“YouTube was definitely very empowering. As someone who was young and just getting their bearings, it was a good place to start. I think some people get stuck there playing other people’s music. People [viewers] want to hear songs that they know. Naturally, I fell out of doing covers because I wanted to pursue original music,” Dobson says.
That renewed vigor to work on her original music is exciting. Dobson is working on a new solo album and her new project, Dog Heaven. Dog Heaven is different because she approaches this project with a spirit of collaboration instead of pure self-expression. It’s the feeding off of the creativity of her collaborators that makes it exciting for her. After years of working on music by herself, she’s finding it refreshing to create something with others and let go of control a little bit. She shares writing and singing duties with Rachel Pollock, whose voice is much higher than Dobson’s. It’s wafer thin, hazy, and delicate, like a frosted glass pane. Their voices together are the perfect contrasting tones, with the same nuanced finesse. So far, the duo has enlisted help from fellow songwriter Emily Jones (guitar and bass) and multi-instrumentalist Brendan McGowan and look forward to an open-door policy with regards to collaborations in the future.
“When I lifted Ayerlyn off the ground as a solo project, the idea was that it could evolve into something more. I soon realized that there was a very tender part of my heart that I could tap into just being on my own with my guitar. Thankfully, because I do have another project, Dog Heaven, there’s something I can’t achieve when I’m on my own. There’s an energy having other musicians with me who are passionate about the music we’re doing.”

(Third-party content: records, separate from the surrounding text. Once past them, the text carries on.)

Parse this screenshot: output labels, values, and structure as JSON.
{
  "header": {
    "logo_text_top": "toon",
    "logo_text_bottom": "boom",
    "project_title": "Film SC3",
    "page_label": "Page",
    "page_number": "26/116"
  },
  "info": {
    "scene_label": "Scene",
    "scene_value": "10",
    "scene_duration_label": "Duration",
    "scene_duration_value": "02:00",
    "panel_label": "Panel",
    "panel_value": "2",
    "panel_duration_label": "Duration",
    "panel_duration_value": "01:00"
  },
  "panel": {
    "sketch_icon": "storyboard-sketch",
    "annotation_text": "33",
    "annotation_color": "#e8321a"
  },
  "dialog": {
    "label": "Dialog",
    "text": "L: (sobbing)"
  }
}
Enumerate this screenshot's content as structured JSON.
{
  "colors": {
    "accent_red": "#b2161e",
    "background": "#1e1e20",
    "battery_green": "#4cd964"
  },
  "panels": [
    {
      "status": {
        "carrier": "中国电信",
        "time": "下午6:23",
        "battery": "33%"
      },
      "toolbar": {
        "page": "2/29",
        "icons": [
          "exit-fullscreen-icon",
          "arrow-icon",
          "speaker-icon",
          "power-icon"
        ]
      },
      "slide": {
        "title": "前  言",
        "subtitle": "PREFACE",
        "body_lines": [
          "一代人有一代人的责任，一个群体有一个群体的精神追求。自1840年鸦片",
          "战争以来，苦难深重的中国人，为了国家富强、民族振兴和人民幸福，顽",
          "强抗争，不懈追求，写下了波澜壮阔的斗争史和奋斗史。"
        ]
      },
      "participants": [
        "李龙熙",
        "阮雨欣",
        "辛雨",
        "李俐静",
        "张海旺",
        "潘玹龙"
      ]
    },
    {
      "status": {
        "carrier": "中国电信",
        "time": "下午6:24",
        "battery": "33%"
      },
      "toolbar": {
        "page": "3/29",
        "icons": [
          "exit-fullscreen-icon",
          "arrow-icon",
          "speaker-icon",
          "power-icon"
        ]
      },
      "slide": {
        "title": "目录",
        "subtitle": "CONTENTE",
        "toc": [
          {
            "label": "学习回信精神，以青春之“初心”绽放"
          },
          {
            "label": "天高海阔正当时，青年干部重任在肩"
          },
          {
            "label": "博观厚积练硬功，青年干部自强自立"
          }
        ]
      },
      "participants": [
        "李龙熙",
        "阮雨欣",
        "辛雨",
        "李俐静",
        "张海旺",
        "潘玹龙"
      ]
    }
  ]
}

In 2015, Dobson moved to Nashville for almost a year. “The music community in Lakeland is very tight-knit, at least the people I was surrounded by were. I thought that moving to Nashville, I would fall into another group like that. That didn’t happen,” Dobson says.
“I care so much about my songs. They all have a very special place in my heart, so sharing them is scary. It’s like my songs and I have a secret, and once they’re out, anyone can partake in that. It feels risky. It’s also liberating, but it’s like sharing a huge part of yourself with anyone who’s willing to tune in.”
She didn’t go there specifically with the hope of pursuing music, but her observations of the Nashville music community versus the Lakeland creative community were interesting. “You move away and it’s sink or swim. I think it’s really good for people to have that experience. But for me as an 18 year old, it was very scary. It was easy to compare myself to other musicians and to just feel so defeated.”
Through her brief stint in Nashville, Dobson garnered great insight into how Lakeland played a fundamental role in her life and how the unique community that exists here is difficult to find elsewhere. “In hindsight, I believe I could have gone to Nashville and succeeded had I chosen to immerse myself in it, but I didn’t. I feel lucky to be a part of a welcoming music community here in Lakeland. That does not exist everywhere.”